Here we are in the longest stretch of no breaks in the school year, and I feel as though I have hit a brick wall. I teach in a special education resource room for kindergartners through fifth graders, and my students are acting like they have never been in a school setting before. They are either worst enemies with everyone, or best friends with everyone. This creates a one-of-a-kind classroom setting.
I either spend my time (for a lack of better words) trying to get my students to quiet down and work, or I spend my time as their personal counselor — resolving recess, cafeteria, bus or classroom dramas. Is any learning happening in these six weeks between Presidents Weekend and Spring Break? To help me climb over this wall instead of banging my head against it, I selected two students to take a closer look into their reading since the beginning of the school year. Ashley and Robert are both 4th graders who are in our special education program.
Ashley at the Beginning
Ashley started the school year with very few reading skills. She could look at pictures in a book and tell a very brief description of what happened. Ashley read at a kindergarten level with 67% accuracy. She did not understand how to pick good fit books and never raised her hand to speak out in the group. Ashley could read 5 out of 20 sight words, and she only self-corrected twice in the month of October. She did not know the short o or u sounds. On her reading interview, she wrote that “cat in a t” was her favorite book. Ashley could only write a couple of words on her own.
Ashley in December
She smiled when she read and she asked questions. She used pictures as cues on her own when reading, but continued to need prompting to skip a word and come back. She wrote on her reading interview that “reedn to the tesh. I like to reedn. We can sit iwir.” (Reading to the teacher. I like to read. We can sit anywhere) as three of her favorite things about reading class. She began asking to stay in at recess to read. She read a middle of kindergarten text with 97% accuracy and self-corrected three times.
Out of 11 conferences since December, Ashley has:
- Used pictures 9 times
- Reread books for fluency 4 times
- Made connections 4 times
- Made predictions 6 times
- Self-corrected 5 times
She laughs at funny parts in books and has told me she wants to read every Elephant and Piggie book by Mo Willems. She reads with expression, and even told me “I knew that word apart. Look, a-p-ar says ar-t.” She wrote a summary of a book she read all on her own.
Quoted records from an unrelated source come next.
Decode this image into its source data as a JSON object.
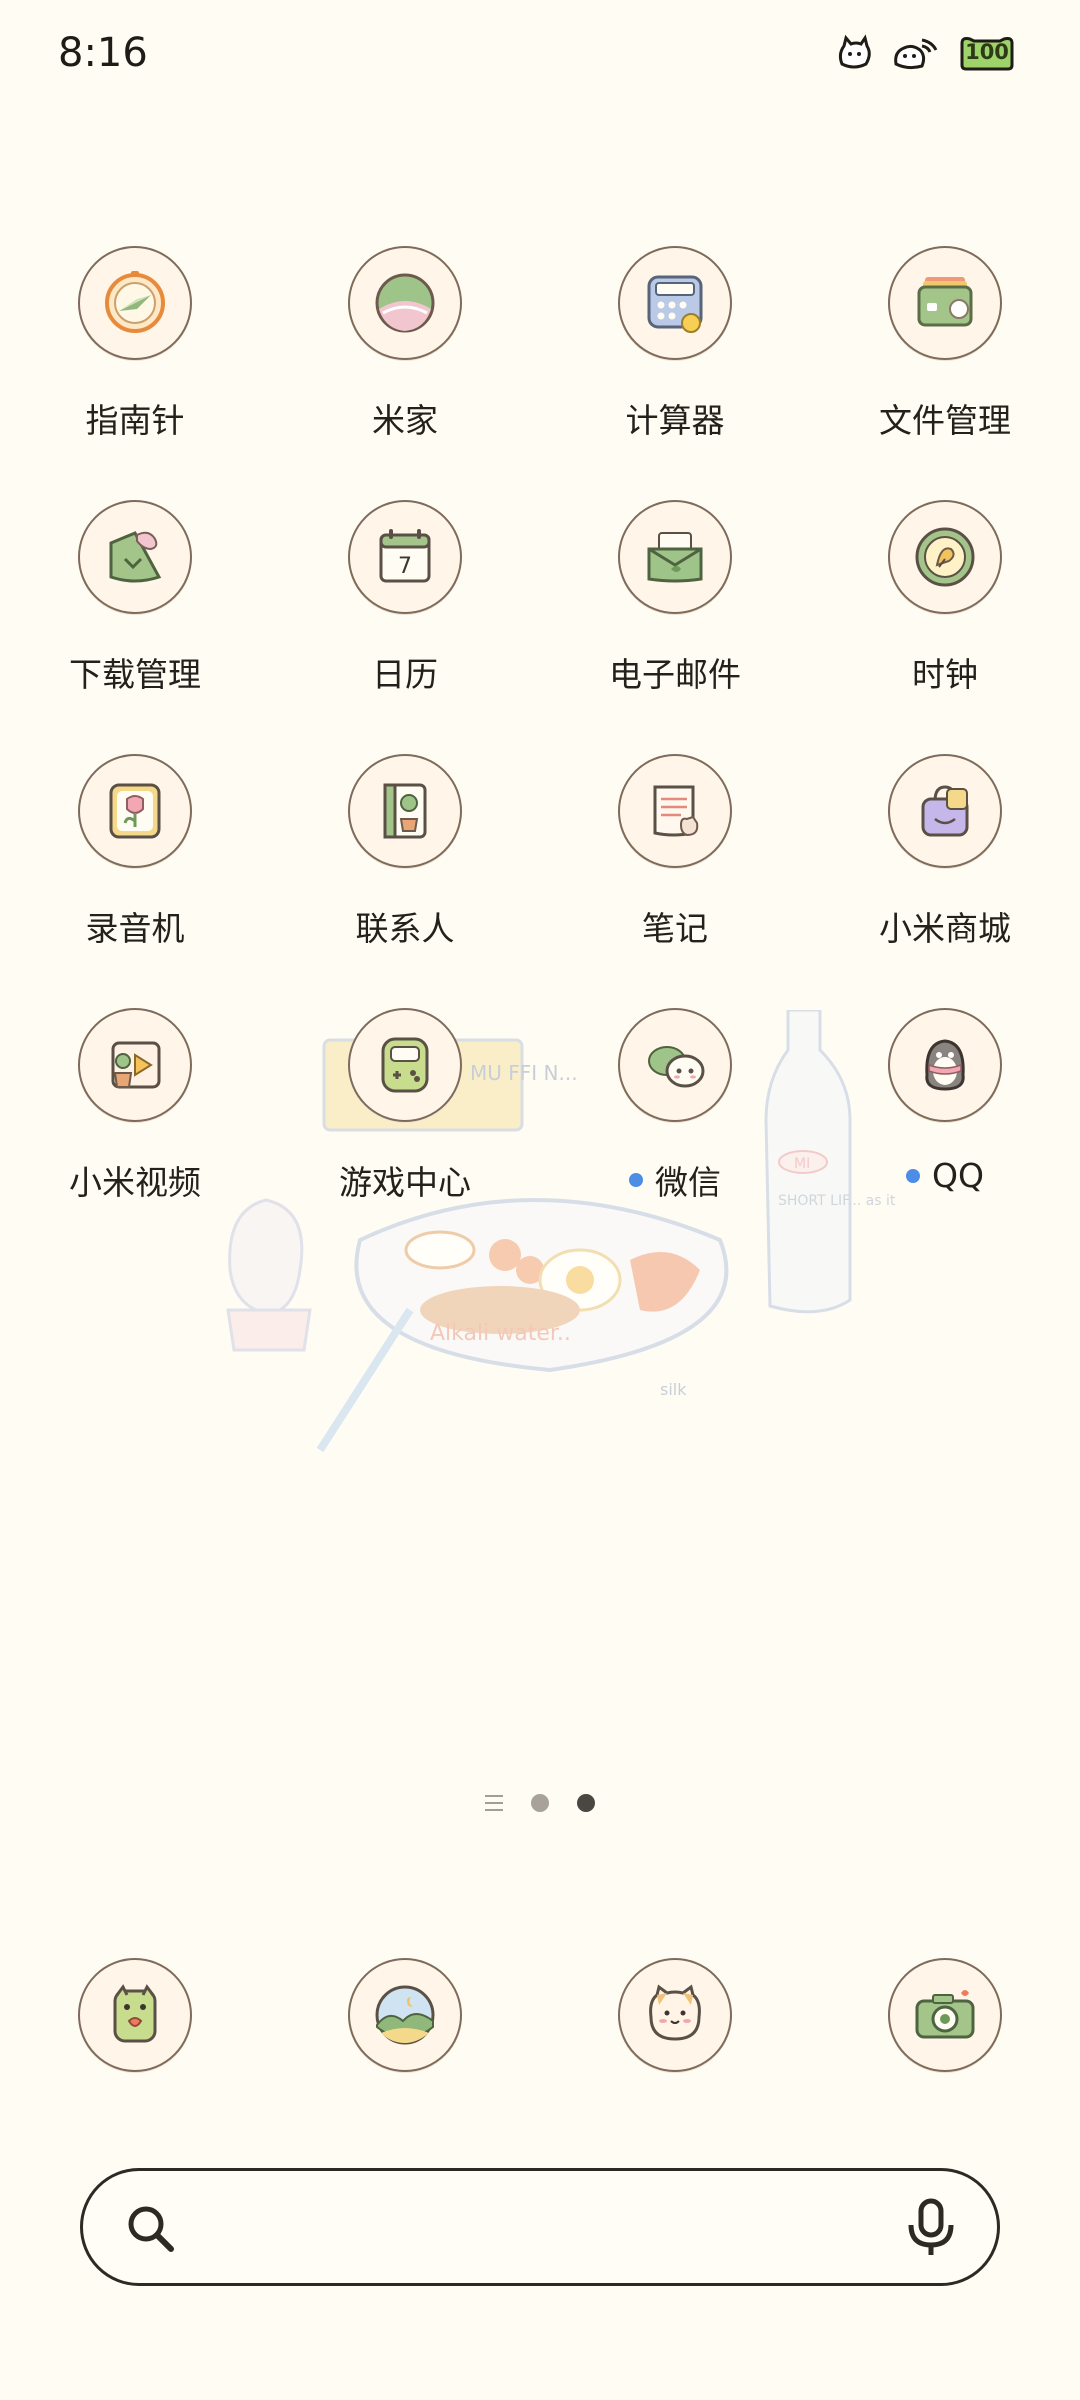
{
  "status_bar": {
    "time": "8:16",
    "battery": "100"
  },
  "apps": [
    [
      {
        "label": "指南针",
        "dot": false
      },
      {
        "label": "米家",
        "dot": false
      },
      {
        "label": "计算器",
        "dot": false
      },
      {
        "label": "文件管理",
        "dot": false
      }
    ],
    [
      {
        "label": "下载管理",
        "dot": false
      },
      {
        "label": "日历",
        "dot": false
      },
      {
        "label": "电子邮件",
        "dot": false
      },
      {
        "label": "时钟",
        "dot": false
      }
    ],
    [
      {
        "label": "录音机",
        "dot": false
      },
      {
        "label": "联系人",
        "dot": false
      },
      {
        "label": "笔记",
        "dot": false
      },
      {
        "label": "小米商城",
        "dot": false
      }
    ],
    [
      {
        "label": "小米视频",
        "dot": false
      },
      {
        "label": "游戏中心",
        "dot": false
      },
      {
        "label": "微信",
        "dot": true
      },
      {
        "label": "QQ",
        "dot": true
      }
    ]
  ],
  "calendar_day": "7",
  "wallpaper_text": {
    "muffin": "MU FFI N...",
    "bottle": "SHORT LIF... as it i ike a...",
    "bottle_badge": "MI",
    "plate": "Alkali water..",
    "sign": "silk"
  },
  "page_indicator": {
    "pages": 2,
    "active": 2
  },
  "dock": [
    {
      "icon": "phone-frog-icon"
    },
    {
      "icon": "gallery-landscape-icon"
    },
    {
      "icon": "messages-cat-icon"
    },
    {
      "icon": "camera-icon"
    }
  ],
  "colors": {
    "background": "#fffdf3",
    "icon_border": "#7e6b5c",
    "notification_dot": "#4e8de6",
    "battery": "#9ed36a"
  }
}
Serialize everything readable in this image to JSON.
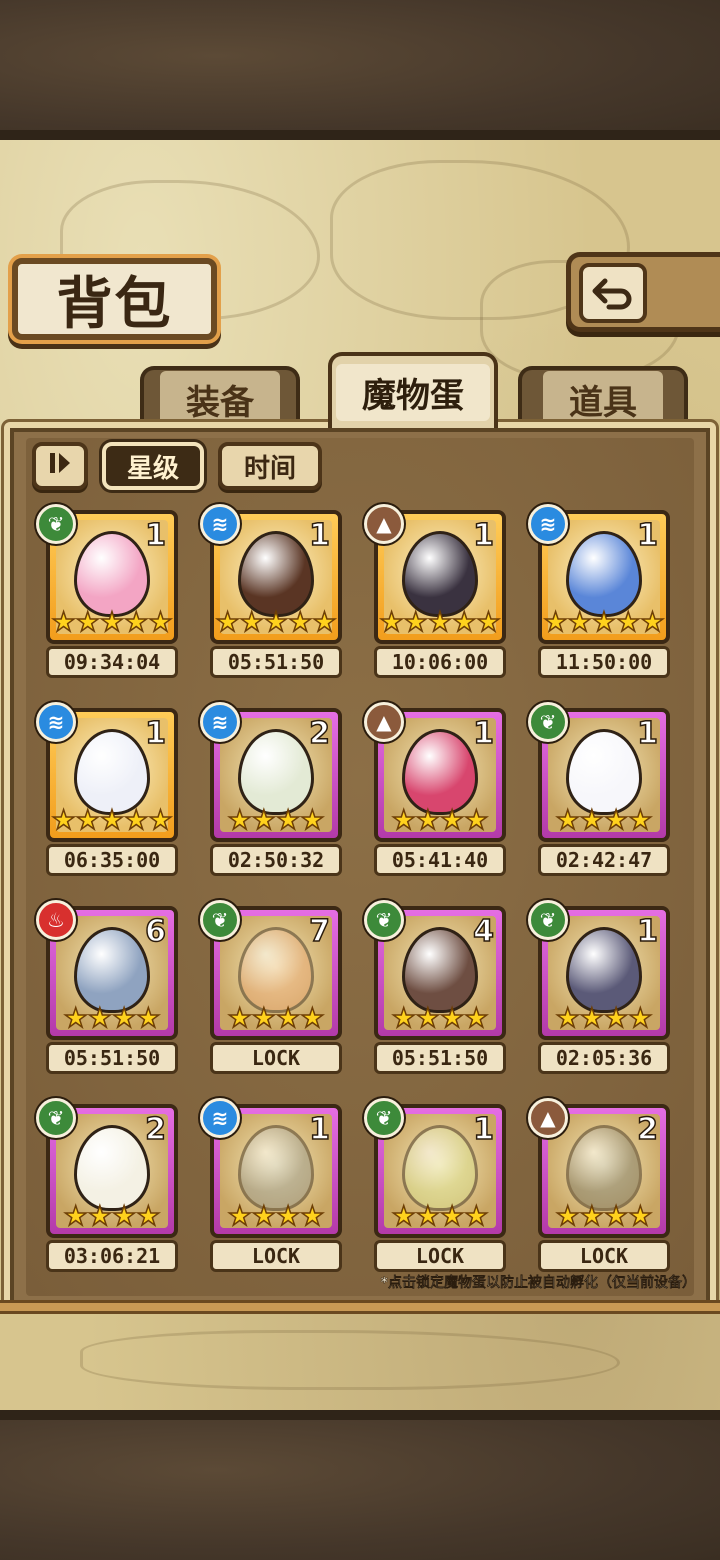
{
  "title": "背包",
  "back_icon": "back-arrow-icon",
  "tabs": [
    {
      "label": "装备",
      "active": false
    },
    {
      "label": "魔物蛋",
      "active": true
    },
    {
      "label": "道具",
      "active": false
    }
  ],
  "sort": {
    "toggle_icon": "sort-order-icon",
    "star_label": "星级",
    "time_label": "时间",
    "active": "星级"
  },
  "element_icons": {
    "grass": "leaf-icon",
    "water": "water-wave-icon",
    "earth": "mountain-icon",
    "fire": "flame-icon"
  },
  "eggs": [
    {
      "element": "grass",
      "count": "1",
      "stars": 5,
      "frame": "gold",
      "timer": "09:34:04",
      "color": "#f3a5c4"
    },
    {
      "element": "water",
      "count": "1",
      "stars": 5,
      "frame": "gold",
      "timer": "05:51:50",
      "color": "#5a3524"
    },
    {
      "element": "earth",
      "count": "1",
      "stars": 5,
      "frame": "gold",
      "timer": "10:06:00",
      "color": "#3a3240"
    },
    {
      "element": "water",
      "count": "1",
      "stars": 5,
      "frame": "gold",
      "timer": "11:50:00",
      "color": "#5a86d8"
    },
    {
      "element": "water",
      "count": "1",
      "stars": 5,
      "frame": "gold",
      "timer": "06:35:00",
      "color": "#eef0f8"
    },
    {
      "element": "water",
      "count": "2",
      "stars": 4,
      "frame": "purple",
      "timer": "02:50:32",
      "color": "#e3ead5"
    },
    {
      "element": "earth",
      "count": "1",
      "stars": 4,
      "frame": "purple",
      "timer": "05:41:40",
      "color": "#d8466e"
    },
    {
      "element": "grass",
      "count": "1",
      "stars": 4,
      "frame": "purple",
      "timer": "02:42:47",
      "color": "#f7f7fb"
    },
    {
      "element": "fire",
      "count": "6",
      "stars": 4,
      "frame": "purple",
      "timer": "05:51:50",
      "color": "#8fa3c0"
    },
    {
      "element": "grass",
      "count": "7",
      "stars": 4,
      "frame": "purple",
      "timer": "LOCK",
      "color": "#e8a06a",
      "locked": true
    },
    {
      "element": "grass",
      "count": "4",
      "stars": 4,
      "frame": "purple",
      "timer": "05:51:50",
      "color": "#6e4e42"
    },
    {
      "element": "grass",
      "count": "1",
      "stars": 4,
      "frame": "purple",
      "timer": "02:05:36",
      "color": "#5b5a78"
    },
    {
      "element": "grass",
      "count": "2",
      "stars": 4,
      "frame": "purple",
      "timer": "03:06:21",
      "color": "#f4f1e4"
    },
    {
      "element": "water",
      "count": "1",
      "stars": 4,
      "frame": "purple",
      "timer": "LOCK",
      "color": "#8d8f88",
      "locked": true
    },
    {
      "element": "grass",
      "count": "1",
      "stars": 4,
      "frame": "purple",
      "timer": "LOCK",
      "color": "#d8e28c",
      "locked": true
    },
    {
      "element": "earth",
      "count": "2",
      "stars": 4,
      "frame": "purple",
      "timer": "LOCK",
      "color": "#6d6a5a",
      "locked": true
    }
  ],
  "hint": "*点击锁定魔物蛋以防止被自动孵化（仅当前设备）"
}
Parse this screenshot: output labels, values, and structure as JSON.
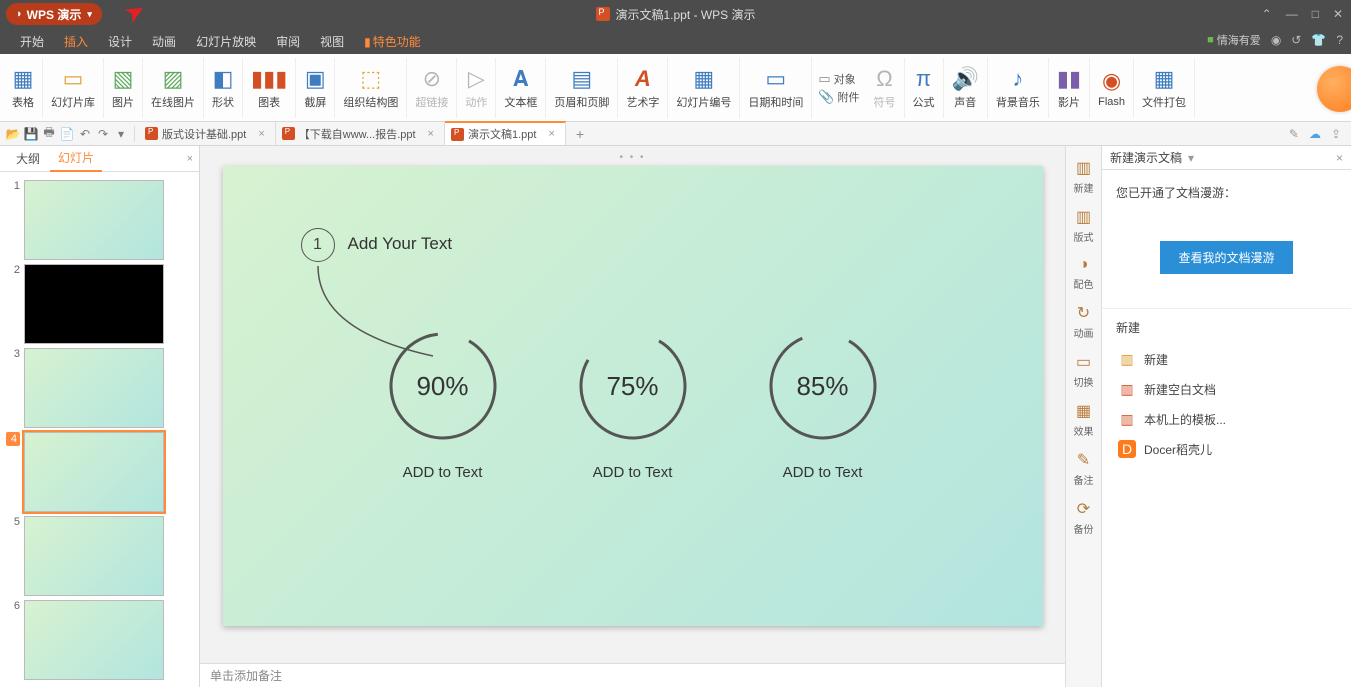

“they poleen him thmn they wit to the big hill to up or the big hill and they fold an.” (They pulled him, then they went to the big hill, to up of the big hill and they fall down.) Ashley is writing three sentences daily about her reading, and she is identifying the strategies she used while reading.
Robert at the Beginning
I called Robert my “growler” at the beginning of the year. He sat on the carpet, mumbling and groaning to himself. When it was his turn to get his bag of books and find a reading spot, he would cross his arms, stare at me with this complete look of disapproval. The only time his face would light up was during read alouds. But don’t ask him to answer anything about his readings, to make a prediction, or heaven forbid he was asked to draw a conclusion from the reading. He also was most likely the instigator of the daily fights about the pillows. I picked Robert to be in my room for reading due to his lack of comprehension skills. He could decode words perfectly, and still not understand anything he read.
Robert in December
Robert was still reading Dr. Seuss books, even though he could read at a 4th grade level. He was beginning to read with expression and able to name the main characters and the conflict in the story. I still had to hold Robert in during recess because the 15 minutes was not enough time for him to write three sentences about what he read. This of course, had nothing to do with the amount of time he wasted growling at me. He still struggled with making connections, but was able to make a prediction five out of the five conferences I had with him.
Something has changed in Robert! I cannot remember the last time he growled at me. He stills crawls on the carpet on occasion, but he participates in read alouds and often I find him laughing during independent reading. He read his very first chapter book Flat Stanley in February and wrote seven sentences for his summary. Robert continues to be the last one to finish his daily reading journal, but not because he is refusing; he writes at least five sentences about his reading every single day. He has great sequencing, and on occasion will add humor into his summary. Just this week, Robert wrote a prediction, asked two questions, made a connection and wrote a summary all on his own. Later that same day, he even asked if he could read The Pigeon Finds a Hot Dog! aloud to the group. I don’t think I have ever seen him so proud.
When I look closely at Robert and Ashley, their progress gives me the energy I need to recommit myself to students who haven’t made substantial progress this year. It honestly stresses me out that there are only three more months of school left — I want everyone to be farther along in their reading skills than they are. But I’m finding a close look at my students, documenting their growth in concrete ways, is helping me get over this “Spring Slump.”